Articles written by professionals from The Wellington Hospital for Healthcare Professionals.
The following case history discusses the management, differential diagnoses, and response to treatment, of a young female patient diagnosed with a mucinous cystic adenocarcinoma.
A 32-year-old lady was referred to me for a second opinion. She had been BCG-vaccinated, but believes that she might have been exposed to clients who had active pulmonary tuberculosis. She presented with a three-month history of cough, dyspnoea, night sweats and weight loss. She stopped smoking four years ago, and there was no other family history of note. She had been prescribed courses of Augmentin, Amoxicillin, and Clarithromycin, but her cough persisted. Indeed, her cough worsened after her return from the Caribbean.
On examination, there were obvious signs of weight loss, but examination of the fingers, neck and mouth was normal. Cardiovascular examination was normal. Oxygen saturation was 98% on room air, and breath sounds were reduced bilaterally, with some crackles at the right base. The rest of the examination was normal.
Her CT scan of the thorax showed bilateral pleural effusions (larger on the left), bi-basal atelectasis and a small pericardial effusion. Blood tests revealed a microcytic anaemia (haemoglobin 103, MCV 69); CRP 42, ESR 20. Urea and electrolytes were normal, as were autoantibodies, complement, liver function tests and blood cultures.
1. Give a further course of antibiotics?
2. Refer to a thoracic surgeon?
3. Refer to a chest physician?
She had recently returned from the Caribbean, where there was an outbreak of chikungunya. Chikungunya is a mosquito-borne infection which can be associated with malaise, lethargy, and can persist for between four to six weeks. It is usually self-limiting, and is not often associated with cough and weight loss. Tuberculosis was unlikely and HIV test was negative.
Connective tissue disorders enter the differential diagnosis, but blood tests excluded this. She had already undergone pleural fluid cytological examination, which revealed an exudate, but the pleural fluid cytology was negative for malignant cells.
Therefore I organised for her to undergo a right surgical pleural biopsy (rather than a repeat ultrasound-guided pleural sampling) as surgical biopsies allow for direct viewing of the pleura to see if there is any evidence of malignancy with seeding, as well as for allowing biopsies of the pleura and lung and further pleural fluid sampling.
Histopathology revealed a mucinous cystic adenocarcinoma. This was subsequently also found on the left. She underwent a left-sided talc pleurodesis, and is currently undergoing chemotherapy.

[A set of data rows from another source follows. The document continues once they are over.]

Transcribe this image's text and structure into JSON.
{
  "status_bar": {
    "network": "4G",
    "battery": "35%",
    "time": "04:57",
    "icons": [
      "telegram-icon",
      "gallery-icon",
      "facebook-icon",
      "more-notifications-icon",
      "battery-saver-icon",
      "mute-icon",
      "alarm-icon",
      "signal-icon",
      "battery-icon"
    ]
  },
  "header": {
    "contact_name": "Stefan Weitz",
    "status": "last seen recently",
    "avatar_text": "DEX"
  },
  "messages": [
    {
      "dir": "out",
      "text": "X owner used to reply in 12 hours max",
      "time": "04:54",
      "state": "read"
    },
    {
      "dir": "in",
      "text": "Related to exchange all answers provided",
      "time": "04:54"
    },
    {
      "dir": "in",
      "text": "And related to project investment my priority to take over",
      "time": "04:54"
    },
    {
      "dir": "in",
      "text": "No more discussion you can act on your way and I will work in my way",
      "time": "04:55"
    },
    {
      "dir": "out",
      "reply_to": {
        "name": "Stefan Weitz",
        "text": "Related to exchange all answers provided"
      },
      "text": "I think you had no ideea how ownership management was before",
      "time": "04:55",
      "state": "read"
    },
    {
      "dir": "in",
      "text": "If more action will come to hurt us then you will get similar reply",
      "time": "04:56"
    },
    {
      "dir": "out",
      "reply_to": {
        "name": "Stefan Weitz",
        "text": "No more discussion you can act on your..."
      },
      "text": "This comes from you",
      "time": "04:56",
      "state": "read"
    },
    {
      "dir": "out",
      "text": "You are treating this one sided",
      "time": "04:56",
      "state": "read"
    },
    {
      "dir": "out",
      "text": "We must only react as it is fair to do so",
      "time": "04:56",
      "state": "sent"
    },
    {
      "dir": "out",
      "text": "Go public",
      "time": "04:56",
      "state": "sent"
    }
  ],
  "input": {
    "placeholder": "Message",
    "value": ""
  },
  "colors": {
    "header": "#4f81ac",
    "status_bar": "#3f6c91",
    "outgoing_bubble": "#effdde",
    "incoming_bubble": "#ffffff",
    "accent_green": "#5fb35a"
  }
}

1. This woman looked unwell, and her symptoms did not respond to multiple courses of antibiotics that were appropriate for a community acquired pneumonia. She therefore required further investigation to obtain a definitive diagnosis.
2. Thoracentesis only revealed an exudate. Pleural fluid cytology is dependent upon the cellularity of the specimen, and often it takes two or three specimens to obtain a diagnosis. Negative pleural fluid specimens can lead to false reassurance.
Dr MichaelBeckles, Respiratory, Case History, CT scan, bilateral pleural effusions, pleural fluid cytological, discussion points, biopsies, chemotherapy
|Coronary Disease: A new era in percutaneous treatment|
|Explore This Issue|
|Explore Other Issues|
|Web Exclusive Content:|
|No, this article has the same content as on our printed version|
|To download this article click here and select PDF as the printer.|
© Copyright 2018 - Practice Matters Magazine